##### MATERIAL TO PROCESS #####

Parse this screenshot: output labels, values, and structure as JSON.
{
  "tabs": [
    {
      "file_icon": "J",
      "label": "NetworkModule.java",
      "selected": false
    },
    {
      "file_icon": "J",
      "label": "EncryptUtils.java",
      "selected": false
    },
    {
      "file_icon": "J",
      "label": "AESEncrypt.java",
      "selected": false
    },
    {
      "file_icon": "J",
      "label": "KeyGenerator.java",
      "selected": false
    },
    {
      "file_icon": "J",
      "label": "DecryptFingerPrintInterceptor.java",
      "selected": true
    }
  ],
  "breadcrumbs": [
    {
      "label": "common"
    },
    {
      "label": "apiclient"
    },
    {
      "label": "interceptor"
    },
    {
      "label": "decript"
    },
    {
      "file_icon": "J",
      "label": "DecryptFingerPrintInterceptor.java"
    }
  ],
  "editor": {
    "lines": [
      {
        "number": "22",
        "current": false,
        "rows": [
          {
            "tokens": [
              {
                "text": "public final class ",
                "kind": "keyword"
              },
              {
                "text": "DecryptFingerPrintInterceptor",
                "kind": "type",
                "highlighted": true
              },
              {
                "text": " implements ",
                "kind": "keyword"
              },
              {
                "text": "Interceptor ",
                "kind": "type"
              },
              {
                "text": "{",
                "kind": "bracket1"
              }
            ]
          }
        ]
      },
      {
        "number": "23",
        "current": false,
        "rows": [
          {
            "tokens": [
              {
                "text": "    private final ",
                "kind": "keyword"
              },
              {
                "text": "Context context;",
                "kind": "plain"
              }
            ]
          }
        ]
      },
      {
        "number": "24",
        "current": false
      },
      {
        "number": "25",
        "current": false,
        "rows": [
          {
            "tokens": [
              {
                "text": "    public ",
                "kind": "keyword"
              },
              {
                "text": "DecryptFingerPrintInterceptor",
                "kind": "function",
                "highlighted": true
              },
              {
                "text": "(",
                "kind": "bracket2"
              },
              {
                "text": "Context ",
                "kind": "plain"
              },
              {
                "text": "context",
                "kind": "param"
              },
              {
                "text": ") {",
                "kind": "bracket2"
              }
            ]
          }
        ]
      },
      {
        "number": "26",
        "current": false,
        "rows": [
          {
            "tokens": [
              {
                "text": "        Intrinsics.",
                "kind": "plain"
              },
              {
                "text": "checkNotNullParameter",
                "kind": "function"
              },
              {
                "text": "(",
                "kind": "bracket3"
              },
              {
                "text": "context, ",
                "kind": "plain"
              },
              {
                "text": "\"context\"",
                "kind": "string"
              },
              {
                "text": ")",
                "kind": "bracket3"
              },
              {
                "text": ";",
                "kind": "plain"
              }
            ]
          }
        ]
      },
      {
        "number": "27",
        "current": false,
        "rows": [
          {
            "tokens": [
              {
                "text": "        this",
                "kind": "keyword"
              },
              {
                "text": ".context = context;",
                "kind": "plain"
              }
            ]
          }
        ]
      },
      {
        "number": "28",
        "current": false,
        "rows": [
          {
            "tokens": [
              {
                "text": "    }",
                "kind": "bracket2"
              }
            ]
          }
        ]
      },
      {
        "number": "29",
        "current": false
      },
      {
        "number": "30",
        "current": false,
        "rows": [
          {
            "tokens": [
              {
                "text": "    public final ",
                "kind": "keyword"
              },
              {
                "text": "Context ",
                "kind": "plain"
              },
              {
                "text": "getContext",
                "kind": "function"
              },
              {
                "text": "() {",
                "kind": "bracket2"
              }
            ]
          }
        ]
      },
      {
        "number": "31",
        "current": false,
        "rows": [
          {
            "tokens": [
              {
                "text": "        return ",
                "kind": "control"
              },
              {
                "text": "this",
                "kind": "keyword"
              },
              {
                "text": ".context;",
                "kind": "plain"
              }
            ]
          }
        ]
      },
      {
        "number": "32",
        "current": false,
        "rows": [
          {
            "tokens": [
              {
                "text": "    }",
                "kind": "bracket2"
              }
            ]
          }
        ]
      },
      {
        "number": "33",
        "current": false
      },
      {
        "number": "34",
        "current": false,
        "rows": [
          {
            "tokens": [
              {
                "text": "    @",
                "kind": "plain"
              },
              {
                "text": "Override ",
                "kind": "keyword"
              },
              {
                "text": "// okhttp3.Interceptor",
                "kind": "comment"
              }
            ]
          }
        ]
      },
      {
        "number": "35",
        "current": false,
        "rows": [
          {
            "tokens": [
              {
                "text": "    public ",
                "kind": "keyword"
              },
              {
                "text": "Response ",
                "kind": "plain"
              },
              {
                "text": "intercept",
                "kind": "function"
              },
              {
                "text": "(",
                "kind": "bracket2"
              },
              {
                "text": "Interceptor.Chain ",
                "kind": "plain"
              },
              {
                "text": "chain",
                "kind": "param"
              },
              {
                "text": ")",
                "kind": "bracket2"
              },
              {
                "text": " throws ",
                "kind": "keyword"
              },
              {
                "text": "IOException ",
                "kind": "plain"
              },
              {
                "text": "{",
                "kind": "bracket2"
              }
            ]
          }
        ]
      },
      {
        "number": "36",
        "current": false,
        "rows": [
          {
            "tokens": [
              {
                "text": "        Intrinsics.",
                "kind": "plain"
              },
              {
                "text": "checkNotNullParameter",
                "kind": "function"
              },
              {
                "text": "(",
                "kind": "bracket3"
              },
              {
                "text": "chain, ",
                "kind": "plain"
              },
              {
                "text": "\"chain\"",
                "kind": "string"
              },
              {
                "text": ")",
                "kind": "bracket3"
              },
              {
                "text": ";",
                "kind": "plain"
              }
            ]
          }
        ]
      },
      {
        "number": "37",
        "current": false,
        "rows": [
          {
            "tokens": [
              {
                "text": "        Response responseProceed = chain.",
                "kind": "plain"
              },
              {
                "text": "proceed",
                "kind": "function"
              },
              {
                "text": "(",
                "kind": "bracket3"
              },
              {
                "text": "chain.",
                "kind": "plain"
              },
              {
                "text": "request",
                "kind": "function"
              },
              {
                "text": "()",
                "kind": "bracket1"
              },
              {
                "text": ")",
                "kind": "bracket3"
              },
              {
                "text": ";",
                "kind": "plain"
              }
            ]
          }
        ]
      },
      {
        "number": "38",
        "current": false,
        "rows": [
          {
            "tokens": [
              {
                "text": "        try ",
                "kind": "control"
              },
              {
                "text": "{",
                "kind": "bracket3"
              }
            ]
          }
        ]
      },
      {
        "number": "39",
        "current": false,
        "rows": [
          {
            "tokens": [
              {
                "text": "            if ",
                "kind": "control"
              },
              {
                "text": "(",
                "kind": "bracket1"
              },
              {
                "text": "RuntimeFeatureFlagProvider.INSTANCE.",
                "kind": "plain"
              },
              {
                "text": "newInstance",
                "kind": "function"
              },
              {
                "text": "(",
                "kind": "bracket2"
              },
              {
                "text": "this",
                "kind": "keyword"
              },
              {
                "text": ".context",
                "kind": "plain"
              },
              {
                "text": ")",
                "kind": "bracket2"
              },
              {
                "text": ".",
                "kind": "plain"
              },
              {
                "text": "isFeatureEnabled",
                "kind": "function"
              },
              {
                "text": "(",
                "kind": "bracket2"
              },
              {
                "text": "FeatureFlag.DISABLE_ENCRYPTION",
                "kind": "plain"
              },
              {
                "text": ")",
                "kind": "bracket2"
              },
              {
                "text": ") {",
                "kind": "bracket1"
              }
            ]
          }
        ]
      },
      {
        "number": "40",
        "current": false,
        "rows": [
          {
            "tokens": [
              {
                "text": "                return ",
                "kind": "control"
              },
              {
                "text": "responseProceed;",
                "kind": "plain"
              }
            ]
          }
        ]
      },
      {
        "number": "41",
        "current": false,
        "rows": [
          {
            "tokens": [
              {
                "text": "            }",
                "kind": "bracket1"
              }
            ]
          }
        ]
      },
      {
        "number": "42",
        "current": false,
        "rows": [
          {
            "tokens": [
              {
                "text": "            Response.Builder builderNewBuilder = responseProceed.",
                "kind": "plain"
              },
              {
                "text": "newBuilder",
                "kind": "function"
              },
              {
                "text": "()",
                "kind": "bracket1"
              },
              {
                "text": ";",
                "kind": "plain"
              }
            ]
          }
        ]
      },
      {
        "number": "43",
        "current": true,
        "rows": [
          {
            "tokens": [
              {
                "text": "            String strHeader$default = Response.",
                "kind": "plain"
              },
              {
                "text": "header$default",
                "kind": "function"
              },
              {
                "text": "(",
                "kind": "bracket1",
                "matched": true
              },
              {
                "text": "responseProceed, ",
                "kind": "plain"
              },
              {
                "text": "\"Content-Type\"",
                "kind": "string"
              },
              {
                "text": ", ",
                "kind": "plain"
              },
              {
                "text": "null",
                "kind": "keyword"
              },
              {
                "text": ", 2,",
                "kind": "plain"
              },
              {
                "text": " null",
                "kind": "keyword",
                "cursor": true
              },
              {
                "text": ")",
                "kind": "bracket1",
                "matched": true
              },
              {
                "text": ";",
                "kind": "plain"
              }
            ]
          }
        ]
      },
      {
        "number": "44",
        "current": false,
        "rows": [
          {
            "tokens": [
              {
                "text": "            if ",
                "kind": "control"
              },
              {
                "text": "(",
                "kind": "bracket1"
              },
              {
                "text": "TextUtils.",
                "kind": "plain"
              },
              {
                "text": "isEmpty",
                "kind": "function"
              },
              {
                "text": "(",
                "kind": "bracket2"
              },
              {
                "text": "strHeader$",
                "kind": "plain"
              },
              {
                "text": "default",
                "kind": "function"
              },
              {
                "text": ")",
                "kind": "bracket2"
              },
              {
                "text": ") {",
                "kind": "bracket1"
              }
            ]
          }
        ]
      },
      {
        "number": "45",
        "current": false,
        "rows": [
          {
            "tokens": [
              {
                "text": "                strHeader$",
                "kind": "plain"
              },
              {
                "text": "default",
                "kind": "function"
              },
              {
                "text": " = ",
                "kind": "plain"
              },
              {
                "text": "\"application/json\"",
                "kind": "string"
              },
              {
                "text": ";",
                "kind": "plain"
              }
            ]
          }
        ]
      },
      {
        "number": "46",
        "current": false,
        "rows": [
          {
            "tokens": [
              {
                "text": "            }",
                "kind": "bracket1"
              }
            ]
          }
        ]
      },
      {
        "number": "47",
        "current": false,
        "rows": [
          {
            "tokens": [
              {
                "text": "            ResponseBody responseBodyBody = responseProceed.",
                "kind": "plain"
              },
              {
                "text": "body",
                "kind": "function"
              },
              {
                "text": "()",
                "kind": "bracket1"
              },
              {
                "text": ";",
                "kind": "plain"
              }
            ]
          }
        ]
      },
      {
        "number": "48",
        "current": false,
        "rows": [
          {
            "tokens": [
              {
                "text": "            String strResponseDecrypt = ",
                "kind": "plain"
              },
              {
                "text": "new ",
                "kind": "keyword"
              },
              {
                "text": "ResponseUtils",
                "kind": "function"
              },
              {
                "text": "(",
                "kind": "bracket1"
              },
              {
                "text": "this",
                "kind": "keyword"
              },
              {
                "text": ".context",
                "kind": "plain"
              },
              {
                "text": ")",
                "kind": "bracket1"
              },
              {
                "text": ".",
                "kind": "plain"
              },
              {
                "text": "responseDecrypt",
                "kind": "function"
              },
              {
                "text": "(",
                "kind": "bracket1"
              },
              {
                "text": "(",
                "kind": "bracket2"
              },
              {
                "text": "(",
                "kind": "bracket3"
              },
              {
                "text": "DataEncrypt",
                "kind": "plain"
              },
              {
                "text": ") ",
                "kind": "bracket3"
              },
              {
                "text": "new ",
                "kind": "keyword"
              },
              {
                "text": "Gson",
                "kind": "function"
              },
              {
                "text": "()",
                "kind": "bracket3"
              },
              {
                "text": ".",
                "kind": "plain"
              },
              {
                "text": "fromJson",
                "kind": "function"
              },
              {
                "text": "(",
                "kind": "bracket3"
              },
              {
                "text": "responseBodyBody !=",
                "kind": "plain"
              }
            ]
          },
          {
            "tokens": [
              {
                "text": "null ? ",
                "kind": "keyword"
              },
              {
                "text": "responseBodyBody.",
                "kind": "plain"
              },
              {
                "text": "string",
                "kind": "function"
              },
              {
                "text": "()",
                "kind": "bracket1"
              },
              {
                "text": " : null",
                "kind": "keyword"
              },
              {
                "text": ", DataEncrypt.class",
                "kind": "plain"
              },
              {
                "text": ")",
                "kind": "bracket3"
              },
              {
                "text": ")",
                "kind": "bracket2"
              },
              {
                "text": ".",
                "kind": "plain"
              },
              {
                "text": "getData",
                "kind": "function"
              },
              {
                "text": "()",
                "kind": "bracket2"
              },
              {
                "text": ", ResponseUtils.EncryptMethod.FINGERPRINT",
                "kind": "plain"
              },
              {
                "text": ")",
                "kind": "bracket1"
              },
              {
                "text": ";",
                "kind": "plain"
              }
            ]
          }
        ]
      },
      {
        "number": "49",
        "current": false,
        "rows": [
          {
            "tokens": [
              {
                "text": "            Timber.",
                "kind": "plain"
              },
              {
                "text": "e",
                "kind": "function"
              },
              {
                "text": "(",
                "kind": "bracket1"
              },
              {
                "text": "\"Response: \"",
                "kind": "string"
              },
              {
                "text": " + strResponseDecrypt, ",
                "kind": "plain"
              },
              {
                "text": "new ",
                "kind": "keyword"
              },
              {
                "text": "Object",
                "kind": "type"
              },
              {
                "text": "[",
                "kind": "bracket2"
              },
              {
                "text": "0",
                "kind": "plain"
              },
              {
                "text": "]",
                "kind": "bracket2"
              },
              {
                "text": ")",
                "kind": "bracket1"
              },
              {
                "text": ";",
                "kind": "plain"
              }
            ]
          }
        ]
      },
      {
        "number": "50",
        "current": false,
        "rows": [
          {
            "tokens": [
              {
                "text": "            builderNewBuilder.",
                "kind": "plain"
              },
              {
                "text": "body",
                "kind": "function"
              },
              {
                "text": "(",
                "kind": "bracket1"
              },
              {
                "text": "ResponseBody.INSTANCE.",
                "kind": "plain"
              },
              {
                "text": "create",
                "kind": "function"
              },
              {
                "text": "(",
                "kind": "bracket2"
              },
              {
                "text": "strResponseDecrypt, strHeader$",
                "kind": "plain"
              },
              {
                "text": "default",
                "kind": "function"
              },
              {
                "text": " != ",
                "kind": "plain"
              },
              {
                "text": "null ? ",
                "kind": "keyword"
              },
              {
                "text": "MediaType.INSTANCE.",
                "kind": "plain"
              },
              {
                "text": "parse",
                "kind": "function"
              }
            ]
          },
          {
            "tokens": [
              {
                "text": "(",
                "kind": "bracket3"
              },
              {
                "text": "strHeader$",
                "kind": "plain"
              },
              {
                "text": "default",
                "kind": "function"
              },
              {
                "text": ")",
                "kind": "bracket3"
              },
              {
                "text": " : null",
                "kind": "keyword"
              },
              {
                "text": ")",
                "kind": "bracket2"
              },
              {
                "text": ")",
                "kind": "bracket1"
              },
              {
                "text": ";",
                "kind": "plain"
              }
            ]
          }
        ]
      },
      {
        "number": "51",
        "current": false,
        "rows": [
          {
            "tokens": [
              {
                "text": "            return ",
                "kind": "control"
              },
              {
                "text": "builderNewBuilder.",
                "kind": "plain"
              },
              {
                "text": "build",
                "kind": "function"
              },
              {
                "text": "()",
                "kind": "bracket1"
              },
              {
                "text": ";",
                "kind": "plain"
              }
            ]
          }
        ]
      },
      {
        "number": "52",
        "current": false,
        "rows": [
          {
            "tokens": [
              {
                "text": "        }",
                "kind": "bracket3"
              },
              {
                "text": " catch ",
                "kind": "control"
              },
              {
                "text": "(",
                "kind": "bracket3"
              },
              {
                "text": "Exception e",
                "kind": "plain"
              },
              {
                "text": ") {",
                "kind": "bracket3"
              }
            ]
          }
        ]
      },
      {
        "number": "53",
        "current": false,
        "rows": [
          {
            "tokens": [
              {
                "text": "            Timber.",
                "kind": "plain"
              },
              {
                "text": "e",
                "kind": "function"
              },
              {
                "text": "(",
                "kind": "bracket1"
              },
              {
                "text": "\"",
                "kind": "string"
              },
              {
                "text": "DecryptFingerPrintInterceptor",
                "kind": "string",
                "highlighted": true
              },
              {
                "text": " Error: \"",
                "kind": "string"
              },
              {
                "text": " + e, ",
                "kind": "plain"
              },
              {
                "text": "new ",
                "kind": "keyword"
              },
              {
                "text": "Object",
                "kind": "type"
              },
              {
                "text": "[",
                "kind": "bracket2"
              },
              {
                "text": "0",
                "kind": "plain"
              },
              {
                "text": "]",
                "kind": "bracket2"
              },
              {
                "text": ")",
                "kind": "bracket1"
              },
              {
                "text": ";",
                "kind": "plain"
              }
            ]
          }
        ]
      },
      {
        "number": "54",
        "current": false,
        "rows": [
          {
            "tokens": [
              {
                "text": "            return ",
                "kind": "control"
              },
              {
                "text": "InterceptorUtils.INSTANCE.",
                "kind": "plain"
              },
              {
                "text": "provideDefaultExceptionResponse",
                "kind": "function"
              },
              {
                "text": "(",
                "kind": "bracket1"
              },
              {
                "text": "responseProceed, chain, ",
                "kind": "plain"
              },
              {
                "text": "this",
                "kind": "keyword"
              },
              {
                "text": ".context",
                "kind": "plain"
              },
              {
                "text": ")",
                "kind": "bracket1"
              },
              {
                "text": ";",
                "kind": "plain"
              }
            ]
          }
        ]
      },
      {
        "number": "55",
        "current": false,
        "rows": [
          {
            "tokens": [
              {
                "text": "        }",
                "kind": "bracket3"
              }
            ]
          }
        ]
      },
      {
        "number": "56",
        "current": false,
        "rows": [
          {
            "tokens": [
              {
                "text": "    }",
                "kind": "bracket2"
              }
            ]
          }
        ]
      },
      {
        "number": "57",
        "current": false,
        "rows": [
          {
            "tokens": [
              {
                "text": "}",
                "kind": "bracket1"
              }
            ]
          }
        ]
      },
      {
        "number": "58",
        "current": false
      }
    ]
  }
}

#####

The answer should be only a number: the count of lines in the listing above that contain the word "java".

RESPONSE TO THE EXERCISE:
6